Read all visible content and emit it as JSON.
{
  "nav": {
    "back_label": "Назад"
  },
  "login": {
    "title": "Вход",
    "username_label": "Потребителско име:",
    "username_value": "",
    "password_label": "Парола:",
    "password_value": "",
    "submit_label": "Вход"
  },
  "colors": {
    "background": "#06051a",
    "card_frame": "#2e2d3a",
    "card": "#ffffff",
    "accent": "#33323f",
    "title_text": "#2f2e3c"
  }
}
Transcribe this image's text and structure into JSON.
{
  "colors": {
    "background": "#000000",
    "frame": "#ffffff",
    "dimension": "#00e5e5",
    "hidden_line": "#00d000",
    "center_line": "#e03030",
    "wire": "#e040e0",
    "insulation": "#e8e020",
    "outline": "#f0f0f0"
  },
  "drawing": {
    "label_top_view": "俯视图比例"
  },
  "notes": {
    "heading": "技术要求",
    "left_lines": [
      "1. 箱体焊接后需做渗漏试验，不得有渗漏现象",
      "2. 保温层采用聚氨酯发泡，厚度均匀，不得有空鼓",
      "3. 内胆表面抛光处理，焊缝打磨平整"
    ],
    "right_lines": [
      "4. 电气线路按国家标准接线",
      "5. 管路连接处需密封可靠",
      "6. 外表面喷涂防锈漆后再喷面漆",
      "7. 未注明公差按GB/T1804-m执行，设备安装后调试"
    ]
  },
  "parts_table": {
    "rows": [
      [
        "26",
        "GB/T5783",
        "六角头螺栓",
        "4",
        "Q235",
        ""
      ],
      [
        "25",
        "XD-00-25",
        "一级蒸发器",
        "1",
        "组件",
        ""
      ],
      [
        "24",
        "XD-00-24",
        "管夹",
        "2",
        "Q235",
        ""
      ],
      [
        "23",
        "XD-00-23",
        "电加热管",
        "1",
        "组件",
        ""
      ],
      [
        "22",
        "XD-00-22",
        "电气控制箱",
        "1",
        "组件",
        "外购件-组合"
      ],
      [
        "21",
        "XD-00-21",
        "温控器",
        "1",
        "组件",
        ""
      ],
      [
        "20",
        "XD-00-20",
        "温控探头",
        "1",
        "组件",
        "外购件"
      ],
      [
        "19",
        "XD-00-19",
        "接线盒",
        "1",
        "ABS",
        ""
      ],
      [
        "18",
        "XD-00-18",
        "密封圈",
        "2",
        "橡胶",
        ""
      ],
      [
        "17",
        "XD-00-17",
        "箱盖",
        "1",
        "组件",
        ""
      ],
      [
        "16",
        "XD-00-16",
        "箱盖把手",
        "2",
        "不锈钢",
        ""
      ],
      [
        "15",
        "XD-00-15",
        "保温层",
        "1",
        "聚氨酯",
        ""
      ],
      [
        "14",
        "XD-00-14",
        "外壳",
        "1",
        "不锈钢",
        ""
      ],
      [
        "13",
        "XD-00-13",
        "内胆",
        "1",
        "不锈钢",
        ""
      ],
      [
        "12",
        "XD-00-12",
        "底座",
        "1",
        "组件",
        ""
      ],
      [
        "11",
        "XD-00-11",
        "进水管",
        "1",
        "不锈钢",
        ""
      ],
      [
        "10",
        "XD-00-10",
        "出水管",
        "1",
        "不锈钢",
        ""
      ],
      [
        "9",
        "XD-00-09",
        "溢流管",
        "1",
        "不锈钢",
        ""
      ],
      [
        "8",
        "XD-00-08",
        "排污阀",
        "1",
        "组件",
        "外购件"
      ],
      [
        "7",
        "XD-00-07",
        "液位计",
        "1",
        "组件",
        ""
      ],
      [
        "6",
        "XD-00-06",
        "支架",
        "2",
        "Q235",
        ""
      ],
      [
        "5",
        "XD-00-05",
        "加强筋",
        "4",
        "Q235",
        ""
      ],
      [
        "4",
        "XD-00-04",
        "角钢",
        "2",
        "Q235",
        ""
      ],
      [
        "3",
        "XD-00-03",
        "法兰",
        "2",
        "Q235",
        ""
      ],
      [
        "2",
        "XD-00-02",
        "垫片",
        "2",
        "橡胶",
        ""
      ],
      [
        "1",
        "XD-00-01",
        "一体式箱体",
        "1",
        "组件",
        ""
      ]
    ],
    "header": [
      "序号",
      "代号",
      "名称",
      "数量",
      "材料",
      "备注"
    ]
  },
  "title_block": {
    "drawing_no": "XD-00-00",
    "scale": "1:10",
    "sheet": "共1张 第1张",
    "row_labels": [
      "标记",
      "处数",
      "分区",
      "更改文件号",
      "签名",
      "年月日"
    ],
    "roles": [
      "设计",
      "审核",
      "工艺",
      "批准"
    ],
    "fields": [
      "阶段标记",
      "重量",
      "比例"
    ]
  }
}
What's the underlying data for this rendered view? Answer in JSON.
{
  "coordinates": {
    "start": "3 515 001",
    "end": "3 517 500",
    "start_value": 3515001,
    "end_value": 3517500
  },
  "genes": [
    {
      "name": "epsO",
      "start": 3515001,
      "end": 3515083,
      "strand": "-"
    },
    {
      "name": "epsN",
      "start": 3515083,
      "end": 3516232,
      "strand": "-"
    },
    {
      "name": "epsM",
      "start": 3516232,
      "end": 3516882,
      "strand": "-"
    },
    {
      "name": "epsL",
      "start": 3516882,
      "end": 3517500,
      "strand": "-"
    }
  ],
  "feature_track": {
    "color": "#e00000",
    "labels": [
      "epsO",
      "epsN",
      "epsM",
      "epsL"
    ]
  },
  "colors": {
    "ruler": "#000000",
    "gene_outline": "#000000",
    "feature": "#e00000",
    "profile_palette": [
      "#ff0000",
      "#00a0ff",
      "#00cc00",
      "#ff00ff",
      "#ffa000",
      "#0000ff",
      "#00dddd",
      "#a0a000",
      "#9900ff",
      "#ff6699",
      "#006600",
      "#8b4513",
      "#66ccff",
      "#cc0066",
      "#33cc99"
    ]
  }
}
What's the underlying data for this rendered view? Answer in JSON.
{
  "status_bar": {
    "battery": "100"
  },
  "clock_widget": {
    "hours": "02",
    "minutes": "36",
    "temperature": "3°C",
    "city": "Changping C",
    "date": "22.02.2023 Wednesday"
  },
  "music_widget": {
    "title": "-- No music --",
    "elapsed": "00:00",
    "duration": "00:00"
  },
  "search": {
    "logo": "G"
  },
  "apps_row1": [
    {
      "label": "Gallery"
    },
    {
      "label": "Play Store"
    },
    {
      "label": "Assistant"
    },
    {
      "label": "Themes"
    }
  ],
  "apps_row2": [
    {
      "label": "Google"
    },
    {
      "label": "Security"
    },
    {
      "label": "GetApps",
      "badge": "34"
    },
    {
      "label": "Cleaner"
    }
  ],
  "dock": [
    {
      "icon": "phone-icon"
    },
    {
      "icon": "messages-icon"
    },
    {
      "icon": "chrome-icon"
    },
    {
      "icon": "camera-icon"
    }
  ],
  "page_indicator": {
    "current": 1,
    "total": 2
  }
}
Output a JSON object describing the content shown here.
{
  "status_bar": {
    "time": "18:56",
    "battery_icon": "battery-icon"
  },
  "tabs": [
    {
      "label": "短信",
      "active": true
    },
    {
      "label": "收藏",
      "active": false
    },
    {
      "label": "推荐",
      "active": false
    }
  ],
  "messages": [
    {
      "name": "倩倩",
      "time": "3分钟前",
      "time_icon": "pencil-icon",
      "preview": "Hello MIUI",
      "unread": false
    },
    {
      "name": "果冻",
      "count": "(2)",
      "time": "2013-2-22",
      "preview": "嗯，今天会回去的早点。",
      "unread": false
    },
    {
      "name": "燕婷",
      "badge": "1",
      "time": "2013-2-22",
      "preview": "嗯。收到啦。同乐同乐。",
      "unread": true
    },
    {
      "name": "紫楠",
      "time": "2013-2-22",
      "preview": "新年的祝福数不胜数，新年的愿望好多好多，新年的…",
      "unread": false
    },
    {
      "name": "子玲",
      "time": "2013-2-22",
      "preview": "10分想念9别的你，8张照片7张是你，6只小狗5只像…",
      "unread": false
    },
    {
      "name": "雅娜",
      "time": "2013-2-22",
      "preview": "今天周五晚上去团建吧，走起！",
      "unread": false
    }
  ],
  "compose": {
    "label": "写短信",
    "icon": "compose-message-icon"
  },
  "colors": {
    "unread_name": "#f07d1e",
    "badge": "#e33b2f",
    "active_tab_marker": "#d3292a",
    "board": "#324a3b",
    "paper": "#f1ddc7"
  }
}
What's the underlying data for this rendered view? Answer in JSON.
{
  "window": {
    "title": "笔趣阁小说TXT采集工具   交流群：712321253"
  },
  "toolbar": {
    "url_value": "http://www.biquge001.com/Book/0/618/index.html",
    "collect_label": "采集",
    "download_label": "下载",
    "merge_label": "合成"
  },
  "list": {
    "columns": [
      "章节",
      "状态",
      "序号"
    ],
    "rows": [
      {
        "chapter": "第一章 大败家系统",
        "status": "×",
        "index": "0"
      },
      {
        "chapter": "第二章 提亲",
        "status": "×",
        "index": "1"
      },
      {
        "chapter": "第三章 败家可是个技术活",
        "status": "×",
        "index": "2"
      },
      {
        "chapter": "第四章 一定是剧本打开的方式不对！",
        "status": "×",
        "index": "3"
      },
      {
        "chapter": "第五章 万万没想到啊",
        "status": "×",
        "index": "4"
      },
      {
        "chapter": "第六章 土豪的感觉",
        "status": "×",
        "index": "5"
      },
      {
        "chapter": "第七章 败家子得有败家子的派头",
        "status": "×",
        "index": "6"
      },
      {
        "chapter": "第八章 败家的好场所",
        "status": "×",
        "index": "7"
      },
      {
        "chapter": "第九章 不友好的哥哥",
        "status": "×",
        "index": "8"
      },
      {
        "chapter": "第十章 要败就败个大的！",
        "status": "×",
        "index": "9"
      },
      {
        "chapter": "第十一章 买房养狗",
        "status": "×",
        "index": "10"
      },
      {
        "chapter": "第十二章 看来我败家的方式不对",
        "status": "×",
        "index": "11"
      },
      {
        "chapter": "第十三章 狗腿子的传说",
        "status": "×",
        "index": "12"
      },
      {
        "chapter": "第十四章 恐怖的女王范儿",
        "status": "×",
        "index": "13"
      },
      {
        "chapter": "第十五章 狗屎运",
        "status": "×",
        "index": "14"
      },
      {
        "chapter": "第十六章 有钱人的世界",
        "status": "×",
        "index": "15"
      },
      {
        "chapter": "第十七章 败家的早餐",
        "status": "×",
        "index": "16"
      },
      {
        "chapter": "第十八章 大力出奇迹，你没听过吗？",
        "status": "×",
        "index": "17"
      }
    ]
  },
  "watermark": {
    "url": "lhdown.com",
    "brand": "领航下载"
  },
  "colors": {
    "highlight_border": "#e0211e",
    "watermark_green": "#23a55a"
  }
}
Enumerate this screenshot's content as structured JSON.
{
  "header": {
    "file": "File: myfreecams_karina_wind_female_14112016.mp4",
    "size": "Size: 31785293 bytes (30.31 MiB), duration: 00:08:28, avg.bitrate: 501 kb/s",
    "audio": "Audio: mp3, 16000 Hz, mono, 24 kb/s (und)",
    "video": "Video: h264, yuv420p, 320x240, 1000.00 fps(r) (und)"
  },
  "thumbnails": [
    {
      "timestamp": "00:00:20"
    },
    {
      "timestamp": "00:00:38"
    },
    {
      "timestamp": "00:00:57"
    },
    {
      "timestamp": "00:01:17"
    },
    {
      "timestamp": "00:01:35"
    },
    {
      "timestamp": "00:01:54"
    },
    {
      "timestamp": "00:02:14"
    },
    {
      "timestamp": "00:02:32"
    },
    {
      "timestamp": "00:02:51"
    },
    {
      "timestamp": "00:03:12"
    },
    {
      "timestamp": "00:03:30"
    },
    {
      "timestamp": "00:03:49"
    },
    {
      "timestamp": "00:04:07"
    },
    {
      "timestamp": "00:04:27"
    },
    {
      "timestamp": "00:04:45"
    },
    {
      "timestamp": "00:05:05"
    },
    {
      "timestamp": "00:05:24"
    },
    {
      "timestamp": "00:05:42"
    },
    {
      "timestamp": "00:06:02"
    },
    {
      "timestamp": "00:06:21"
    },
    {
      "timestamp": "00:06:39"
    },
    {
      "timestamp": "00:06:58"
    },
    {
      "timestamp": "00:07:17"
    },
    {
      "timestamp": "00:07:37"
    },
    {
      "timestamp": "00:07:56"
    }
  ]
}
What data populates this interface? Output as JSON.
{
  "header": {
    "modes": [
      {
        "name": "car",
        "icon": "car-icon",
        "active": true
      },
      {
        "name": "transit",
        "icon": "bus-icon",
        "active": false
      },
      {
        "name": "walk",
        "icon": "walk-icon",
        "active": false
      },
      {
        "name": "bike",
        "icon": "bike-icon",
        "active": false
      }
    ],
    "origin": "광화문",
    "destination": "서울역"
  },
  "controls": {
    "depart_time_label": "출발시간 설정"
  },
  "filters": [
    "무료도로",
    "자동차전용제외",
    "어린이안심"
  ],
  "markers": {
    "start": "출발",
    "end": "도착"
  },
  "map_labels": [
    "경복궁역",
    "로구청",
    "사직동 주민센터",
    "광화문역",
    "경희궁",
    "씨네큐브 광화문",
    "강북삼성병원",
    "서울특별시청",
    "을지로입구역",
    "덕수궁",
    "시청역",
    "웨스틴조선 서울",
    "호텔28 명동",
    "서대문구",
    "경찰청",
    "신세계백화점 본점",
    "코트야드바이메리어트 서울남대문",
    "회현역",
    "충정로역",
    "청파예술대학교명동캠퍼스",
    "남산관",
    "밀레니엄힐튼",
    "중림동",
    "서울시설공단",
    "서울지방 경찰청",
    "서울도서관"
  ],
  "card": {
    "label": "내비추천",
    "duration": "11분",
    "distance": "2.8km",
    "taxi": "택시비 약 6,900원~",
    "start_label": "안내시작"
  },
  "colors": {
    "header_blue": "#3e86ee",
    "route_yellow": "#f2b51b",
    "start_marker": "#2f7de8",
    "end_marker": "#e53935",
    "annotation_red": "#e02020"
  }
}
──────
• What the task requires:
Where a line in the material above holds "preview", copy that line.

• Answer box:
      "preview": "Hello MIUI",
      "preview": "嗯，今天会回去的早点。",
      "preview": "嗯。收到啦。同乐同乐。",
      "preview": "新年的祝福数不胜数，新年的愿望好多好多，新年的…",
      "preview": "10分想念9别的你，8张照片7张是你，6只小狗5只像…",
      "preview": "今天周五晚上去团建吧，走起！",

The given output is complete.